▶ EXERCISE DESCRIPTION: Report each line from the listing that the string "true" appears in.

▶ DATA FOR PROCESSING:
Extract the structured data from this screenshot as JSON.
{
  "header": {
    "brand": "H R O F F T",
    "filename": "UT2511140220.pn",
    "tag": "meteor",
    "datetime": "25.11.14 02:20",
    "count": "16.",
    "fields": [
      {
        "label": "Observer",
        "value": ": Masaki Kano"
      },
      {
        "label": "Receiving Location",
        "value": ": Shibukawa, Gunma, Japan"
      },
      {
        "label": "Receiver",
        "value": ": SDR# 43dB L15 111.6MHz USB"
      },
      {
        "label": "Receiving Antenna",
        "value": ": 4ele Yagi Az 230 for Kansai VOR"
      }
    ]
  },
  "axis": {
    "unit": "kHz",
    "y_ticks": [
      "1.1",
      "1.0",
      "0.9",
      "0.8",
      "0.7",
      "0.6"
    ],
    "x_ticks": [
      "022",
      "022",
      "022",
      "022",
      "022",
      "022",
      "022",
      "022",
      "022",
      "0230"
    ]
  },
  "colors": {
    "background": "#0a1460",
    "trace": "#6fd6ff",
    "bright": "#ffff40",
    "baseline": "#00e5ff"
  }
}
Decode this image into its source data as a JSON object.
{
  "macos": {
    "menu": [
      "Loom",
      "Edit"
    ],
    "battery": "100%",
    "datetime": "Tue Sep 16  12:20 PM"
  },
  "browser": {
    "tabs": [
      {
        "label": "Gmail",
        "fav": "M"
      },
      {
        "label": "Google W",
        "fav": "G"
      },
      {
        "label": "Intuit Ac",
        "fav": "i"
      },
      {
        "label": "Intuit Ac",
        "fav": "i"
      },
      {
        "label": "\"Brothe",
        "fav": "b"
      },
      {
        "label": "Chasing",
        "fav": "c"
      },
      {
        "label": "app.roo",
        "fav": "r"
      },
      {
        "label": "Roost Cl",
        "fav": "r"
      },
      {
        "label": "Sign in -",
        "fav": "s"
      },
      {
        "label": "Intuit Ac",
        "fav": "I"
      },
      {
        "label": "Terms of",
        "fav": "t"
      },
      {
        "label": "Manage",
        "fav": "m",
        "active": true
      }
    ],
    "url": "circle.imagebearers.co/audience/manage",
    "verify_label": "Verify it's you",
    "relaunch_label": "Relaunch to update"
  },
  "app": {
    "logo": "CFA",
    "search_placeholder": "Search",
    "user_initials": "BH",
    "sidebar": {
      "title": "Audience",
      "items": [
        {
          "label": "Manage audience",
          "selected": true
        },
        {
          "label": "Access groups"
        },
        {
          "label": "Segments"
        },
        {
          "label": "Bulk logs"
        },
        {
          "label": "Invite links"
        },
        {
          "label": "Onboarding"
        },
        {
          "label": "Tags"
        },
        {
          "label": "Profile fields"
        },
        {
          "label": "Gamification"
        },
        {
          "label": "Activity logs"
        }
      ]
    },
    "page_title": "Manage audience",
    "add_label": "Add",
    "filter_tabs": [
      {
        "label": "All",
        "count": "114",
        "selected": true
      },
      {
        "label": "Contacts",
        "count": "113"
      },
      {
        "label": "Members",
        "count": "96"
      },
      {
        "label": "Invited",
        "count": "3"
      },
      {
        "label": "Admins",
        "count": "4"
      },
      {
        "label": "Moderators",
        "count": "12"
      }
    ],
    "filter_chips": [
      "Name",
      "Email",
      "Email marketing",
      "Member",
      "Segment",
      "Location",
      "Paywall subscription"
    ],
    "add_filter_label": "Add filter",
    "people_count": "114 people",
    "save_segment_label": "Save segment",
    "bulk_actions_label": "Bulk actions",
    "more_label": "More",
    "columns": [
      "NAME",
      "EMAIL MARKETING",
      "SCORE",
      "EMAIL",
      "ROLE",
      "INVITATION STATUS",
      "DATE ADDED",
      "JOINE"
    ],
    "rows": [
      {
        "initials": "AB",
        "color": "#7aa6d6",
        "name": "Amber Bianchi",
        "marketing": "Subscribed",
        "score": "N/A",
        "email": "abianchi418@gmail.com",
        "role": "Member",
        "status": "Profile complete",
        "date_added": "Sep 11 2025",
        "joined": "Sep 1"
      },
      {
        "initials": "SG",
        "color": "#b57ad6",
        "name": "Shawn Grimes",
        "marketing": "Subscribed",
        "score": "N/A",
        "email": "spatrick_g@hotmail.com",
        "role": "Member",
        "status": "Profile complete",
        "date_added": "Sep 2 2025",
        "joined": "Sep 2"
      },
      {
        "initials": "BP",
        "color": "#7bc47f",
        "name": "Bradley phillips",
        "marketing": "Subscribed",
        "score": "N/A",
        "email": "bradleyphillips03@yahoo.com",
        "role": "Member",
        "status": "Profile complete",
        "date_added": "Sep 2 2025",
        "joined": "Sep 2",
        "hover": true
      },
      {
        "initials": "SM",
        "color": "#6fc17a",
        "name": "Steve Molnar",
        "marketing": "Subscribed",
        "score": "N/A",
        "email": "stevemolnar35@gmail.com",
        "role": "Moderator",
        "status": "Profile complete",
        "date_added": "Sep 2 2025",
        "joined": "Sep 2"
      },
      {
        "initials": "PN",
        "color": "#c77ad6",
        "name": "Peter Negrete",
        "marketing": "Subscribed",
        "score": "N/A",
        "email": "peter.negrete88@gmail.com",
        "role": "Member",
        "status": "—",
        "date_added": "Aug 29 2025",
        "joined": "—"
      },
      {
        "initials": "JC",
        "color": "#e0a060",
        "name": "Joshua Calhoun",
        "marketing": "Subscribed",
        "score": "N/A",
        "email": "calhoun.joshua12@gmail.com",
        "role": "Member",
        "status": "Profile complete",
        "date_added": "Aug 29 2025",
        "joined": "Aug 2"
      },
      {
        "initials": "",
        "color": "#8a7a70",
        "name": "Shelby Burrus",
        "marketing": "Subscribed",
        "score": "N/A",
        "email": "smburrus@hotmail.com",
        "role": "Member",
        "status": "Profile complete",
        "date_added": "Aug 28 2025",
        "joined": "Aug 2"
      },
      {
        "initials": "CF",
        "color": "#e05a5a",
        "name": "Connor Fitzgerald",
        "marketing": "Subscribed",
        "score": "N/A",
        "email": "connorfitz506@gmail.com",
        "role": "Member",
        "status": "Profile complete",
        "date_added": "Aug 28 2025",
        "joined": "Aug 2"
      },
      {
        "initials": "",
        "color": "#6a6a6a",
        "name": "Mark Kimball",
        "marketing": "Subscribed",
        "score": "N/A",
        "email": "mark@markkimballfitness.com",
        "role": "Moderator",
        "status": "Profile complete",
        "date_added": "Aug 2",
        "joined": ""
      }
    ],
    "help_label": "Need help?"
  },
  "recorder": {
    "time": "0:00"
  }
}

▶ PROBLEM SOLUTION:
        "active": true
          "selected": true
        "selected": true
        "hover": true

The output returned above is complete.